The host country for the 2021 tournament, which will grow in size to 16 teams and 31 games, will be decided by the Rugby League International Federation in Autumn.
The RFL’s bid will benefit from Central Government backing with £15m pledged to help support the hosting of the Rugby League World Cup in 2021 and it is estimated that more than 150m people would watch the tournament around the world.
Backing the bid, Secretary of State for Culture, Media and Sport, John Whittingdale MP, said: “The UK is proud to have delivered some of the most memorable major sporting events in recent history including the hugely successful 2013 Rugby League World Cup. We now want to build on the success of 2013 by hosting the competition once again in 2021.
“The government’s support for the RFL’s bid will help put on a larger tournament that not only brings economic benefits to host towns and cities in Rugby League’s heartland, but promotes the sport to a wider audience both nationally and around the world.”

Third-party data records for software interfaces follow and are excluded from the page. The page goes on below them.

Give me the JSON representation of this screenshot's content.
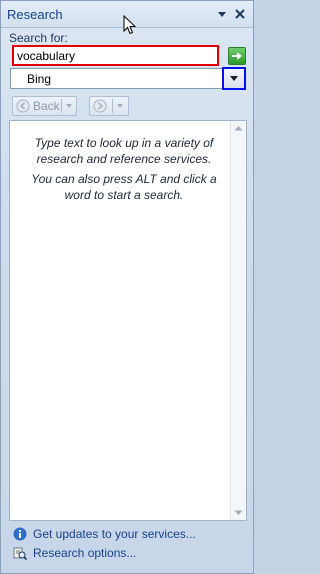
{
  "panel": {
    "title": "Research"
  },
  "search": {
    "label": "Search for:",
    "value": "vocabulary",
    "service": "Bing"
  },
  "nav": {
    "back_label": "Back"
  },
  "results": {
    "message_1": "Type text to look up in a variety of research and reference services.",
    "message_2": "You can also press ALT and click a word to start a search."
  },
  "footer": {
    "updates_link": "Get updates to your services...",
    "options_link": "Research options..."
  },
  "colors": {
    "search_highlight": "#e00000",
    "dropdown_highlight": "#0011ee",
    "link": "#15428b"
  }
}
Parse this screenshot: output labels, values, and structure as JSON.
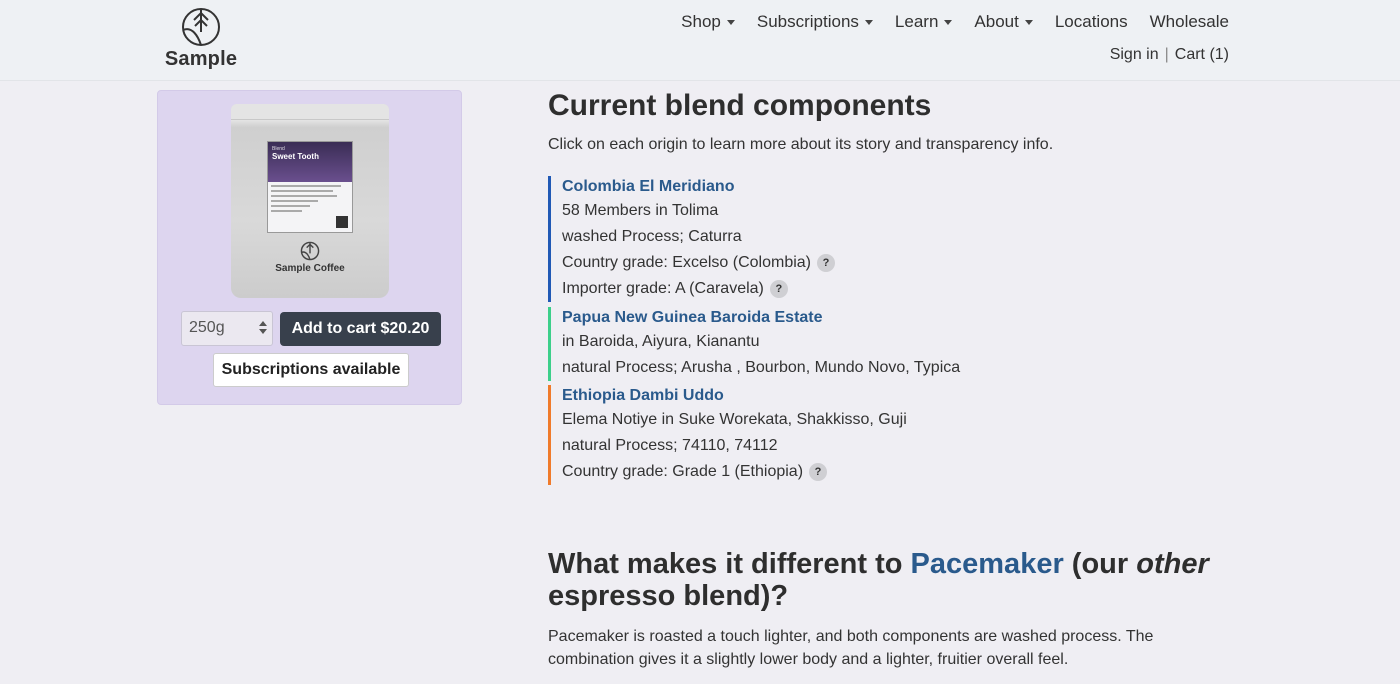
{
  "header": {
    "logo_text": "Sample",
    "nav": [
      {
        "label": "Shop",
        "dropdown": true
      },
      {
        "label": "Subscriptions",
        "dropdown": true
      },
      {
        "label": "Learn",
        "dropdown": true
      },
      {
        "label": "About",
        "dropdown": true
      },
      {
        "label": "Locations",
        "dropdown": false
      },
      {
        "label": "Wholesale",
        "dropdown": false
      }
    ],
    "sign_in": "Sign in",
    "separator": "|",
    "cart": "Cart (1)"
  },
  "product": {
    "bag_label_kind": "Blend",
    "bag_label_name": "Sweet Tooth",
    "bag_brand": "Sample Coffee",
    "size_selected": "250g",
    "add_to_cart": "Add to cart $20.20",
    "subscriptions": "Subscriptions available",
    "card_color": "#ddd5ef"
  },
  "blend": {
    "title": "Current blend components",
    "intro": "Click on each origin to learn more about its story and transparency info.",
    "help_symbol": "?",
    "origins": [
      {
        "name": "Colombia El Meridiano",
        "color": "#2059b5",
        "lines": [
          "58 Members in Tolima",
          "washed Process; Caturra",
          "Country grade: Excelso (Colombia)",
          "Importer grade: A (Caravela)"
        ]
      },
      {
        "name": "Papua New Guinea Baroida Estate",
        "color": "#3ccf8a",
        "lines": [
          "in Baroida, Aiyura, Kianantu",
          "natural Process; Arusha , Bourbon, Mundo Novo, Typica"
        ]
      },
      {
        "name": "Ethiopia Dambi Uddo",
        "color": "#f07a2a",
        "lines": [
          "Elema Notiye in Suke Worekata, Shakkisso, Guji",
          "natural Process; 74110, 74112",
          "Country grade: Grade 1 (Ethiopia)"
        ]
      }
    ]
  },
  "difference": {
    "title_pre": "What makes it different to ",
    "title_link": "Pacemaker",
    "title_mid": " (our ",
    "title_em": "other",
    "title_post": " espresso blend)?",
    "body": "Pacemaker is roasted a touch lighter, and both components are washed process. The combination gives it a slightly lower body and a lighter, fruitier overall feel."
  }
}
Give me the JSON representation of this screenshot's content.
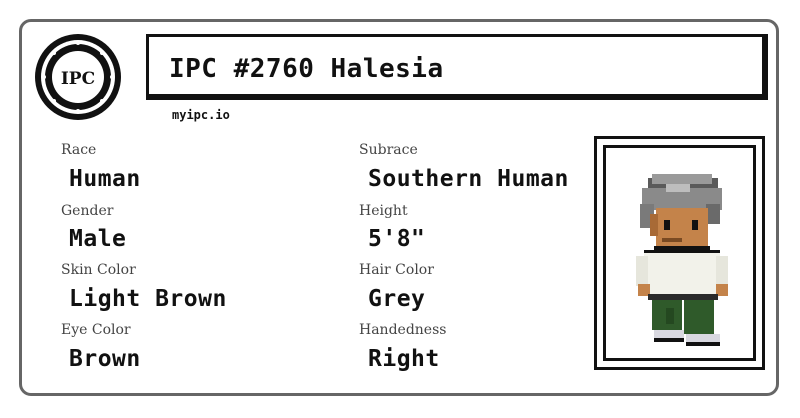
{
  "card": {
    "logo_text": "IPC",
    "title": "IPC #2760 Halesia",
    "site": "myipc.io"
  },
  "fields": [
    {
      "label": "Race",
      "value": "Human"
    },
    {
      "label": "Gender",
      "value": "Male"
    },
    {
      "label": "Skin Color",
      "value": "Light Brown"
    },
    {
      "label": "Eye Color",
      "value": "Brown"
    },
    {
      "label": "Subrace",
      "value": "Southern Human"
    },
    {
      "label": "Height",
      "value": "5'8\""
    },
    {
      "label": "Hair Color",
      "value": "Grey"
    },
    {
      "label": "Handedness",
      "value": "Right"
    }
  ],
  "colors": {
    "border": "#666666",
    "ink": "#111111",
    "label": "#444444",
    "hair": "#8a8a8a",
    "skin": "#c4834a",
    "shirt": "#f2f2ea",
    "pants": "#2f5a2a",
    "shoes": "#d8d8e0"
  },
  "portrait": {
    "icon": "character-sprite-icon"
  }
}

Alongside the commitment to provide £15m to stage the World Cup, the Government also confirmed that there would be an additional £10m provided to the RFL for Rugby League Infrastructure in the North of England. The RFL will begin a process of identifying and reporting back to Government preferred options that will benefit the sport in the coming months.
South Sydney Rabbitohs and England International, Sam Burgess, said: “The bid that England has put together sounds fantastic for the sport. The idea of playing alongside my brothers and teammates not only on home soil, but in the country’s most iconic venues in front of packed out crowds is so exciting. I would love to see the World Cup go up to another level and I think England would be the country that could do that.”

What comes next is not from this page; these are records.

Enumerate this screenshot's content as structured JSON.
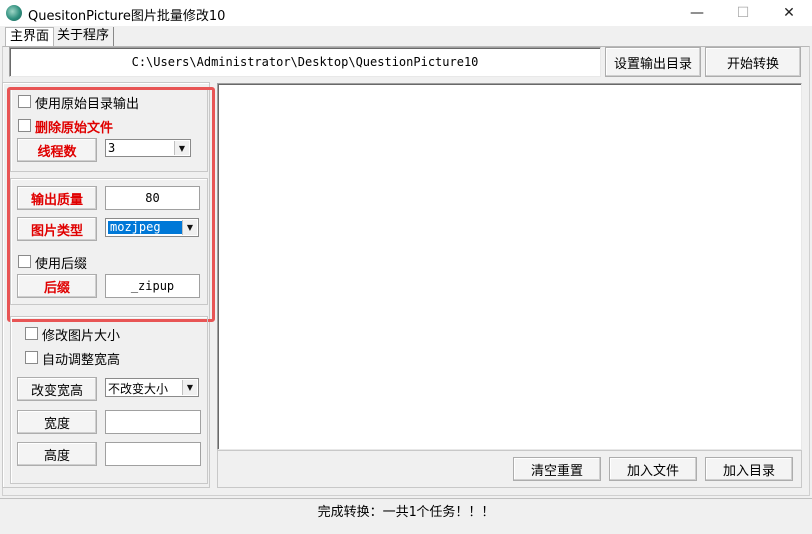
{
  "window": {
    "title": "QuesitonPicture图片批量修改10",
    "minimize": "—",
    "maximize": "☐",
    "close": "✕"
  },
  "tabs": [
    {
      "label": "主界面"
    },
    {
      "label": "关于程序"
    }
  ],
  "header": {
    "path": "C:\\Users\\Administrator\\Desktop\\QuestionPicture10",
    "set_output_button": "设置输出目录",
    "start_button": "开始转换"
  },
  "options": {
    "use_original_dir": "使用原始目录输出",
    "delete_original": "删除原始文件",
    "threads_button": "线程数",
    "threads_value": "3",
    "quality_button": "输出质量",
    "quality_value": "80",
    "type_button": "图片类型",
    "type_value": "mozjpeg",
    "use_suffix": "使用后缀",
    "suffix_button": "后缀",
    "suffix_value": "_zipup"
  },
  "resize": {
    "modify_size": "修改图片大小",
    "auto_adjust": "自动调整宽高",
    "change_button": "改变宽高",
    "change_value": "不改变大小",
    "width_button": "宽度",
    "width_value": "",
    "height_button": "高度",
    "height_value": ""
  },
  "file_actions": {
    "clear_button": "清空重置",
    "add_file_button": "加入文件",
    "add_dir_button": "加入目录"
  },
  "status": {
    "text": "完成转换：一共1个任务！！！"
  },
  "colors": {
    "accent_red": "#e00000",
    "highlight_box": "#e85555",
    "selection_blue": "#0078d7"
  }
}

Wigan Warriors and England International, Sam Tomkins, said: “Playing in the 2013 Rugby League World Cup in front of home fans was one of the highlights of my career and I hope the England team get to experience it again in 2021. 2013 felt big, but the idea of playing to crowds twice as big is electrifying.”
England Head Coach, Wayne Bennett, said: “The Rugby League World Cup feels like it is on the verge of transforming itself from a major to a mega event. It has the potential to sit alongside some of the world’s biggest events and it’s clear from England’s bid that they have the capability, backing, funding and expertise to do just that. Hosting the World Cup in England in 2021 is exactly what the sport needs to be doing and I hope it’s given the chance to deliver on its ambitious plans.”